Wed, 05/23/2018 - 12:08pm

It’s funny that you would paint the animal welfare community, a group of people who dedicate an enormous amount of time, energy, and research to animal-related causes, as completely misguided in this manner. It’s almost like you didn’t consult with any animal welfare organizations when you penned this bill...

Snark aside, if the bills in question were actually beneficial to Michigan dogs, you’d be receiving a deluge of phone calls in support of them. The fact that they’re opposed by at least 20 Michigan shelters, rescues and outreach groups belies the fact that animals will not be benefitting from this legislation. These bills are Trojan Horses.

Coyote Windsong
Fri, 06/01/2018 - 3:01pm

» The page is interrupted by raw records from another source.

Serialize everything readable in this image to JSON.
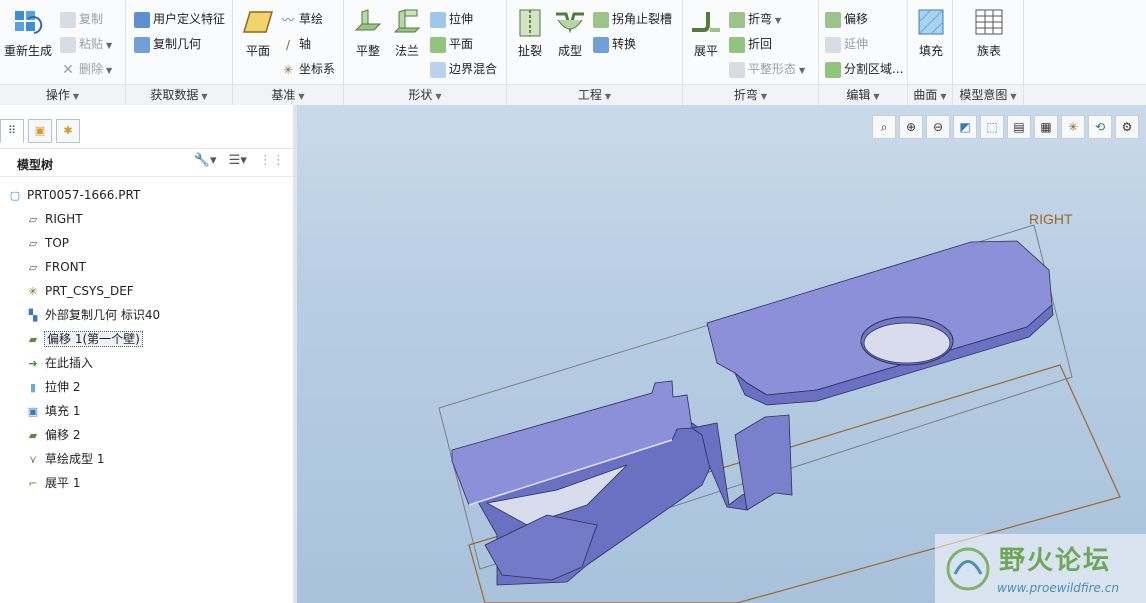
{
  "ribbon": {
    "ops": {
      "regen": "重新生成",
      "copy": "复制",
      "paste": "粘贴",
      "delete": "删除"
    },
    "getdata": {
      "udf": "用户定义特征",
      "copygeom": "复制几何"
    },
    "datum": {
      "plane": "平面",
      "sketch": "草绘",
      "axis": "轴",
      "csys": "坐标系"
    },
    "shape": {
      "flat": "平整",
      "flange": "法兰",
      "extrude": "拉伸",
      "plane": "平面",
      "blend": "边界混合"
    },
    "eng": {
      "rip": "扯裂",
      "form": "成型",
      "corner": "拐角止裂槽",
      "convert": "转换"
    },
    "bend": {
      "unbend": "展平",
      "bend": "折弯",
      "bendback": "折回",
      "flatform": "平整形态"
    },
    "edit": {
      "offset": "偏移",
      "extend": "延伸",
      "split": "分割区域..."
    },
    "surface": {
      "fill": "填充"
    },
    "intent": {
      "table": "族表"
    },
    "groups": {
      "ops": "操作",
      "getdata": "获取数据",
      "datum": "基准",
      "shape": "形状",
      "eng": "工程",
      "bend": "折弯",
      "edit": "编辑",
      "surface": "曲面",
      "intent": "模型意图"
    }
  },
  "panel": {
    "title": "模型树",
    "items": [
      {
        "label": "PRT0057-1666.PRT",
        "icon": "part-icon"
      },
      {
        "label": "RIGHT",
        "icon": "datum-plane-icon"
      },
      {
        "label": "TOP",
        "icon": "datum-plane-icon"
      },
      {
        "label": "FRONT",
        "icon": "datum-plane-icon"
      },
      {
        "label": "PRT_CSYS_DEF",
        "icon": "csys-icon"
      },
      {
        "label": "外部复制几何 标识40",
        "icon": "copy-geom-icon"
      },
      {
        "label": "偏移 1(第一个壁)",
        "icon": "offset-icon"
      },
      {
        "label": "在此插入",
        "icon": "insert-arrow-icon"
      },
      {
        "label": "拉伸 2",
        "icon": "extrude-icon"
      },
      {
        "label": "填充 1",
        "icon": "fill-icon"
      },
      {
        "label": "偏移 2",
        "icon": "offset-icon"
      },
      {
        "label": "草绘成型 1",
        "icon": "sketch-form-icon"
      },
      {
        "label": "展平 1",
        "icon": "unbend-icon"
      }
    ]
  },
  "viewport": {
    "datum_label": "RIGHT",
    "watermark_title": "野火论坛",
    "watermark_url": "www.proewildfire.cn"
  },
  "colors": {
    "part_top": "#8b90d8",
    "part_side": "#6a70c2",
    "datum_frame": "#a06828"
  }
}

As Molly Tamulevich points out, if this legislation was really going to protect animals, the rescue/animal welfare community would have been calling their legislators asking them to vote for it, but the truth is, these bills are designed to protect large scale breeders, often known as puppy mills. It's my understanding that Petland is involved in trying to push these bills through Lansing. Have they made any financial contributions to you, Representative Vaulpel? Are they also running the website you reference (ProtectMIPets.com) ? Just wondering. It looks like a bunch of Petland propaganda to me.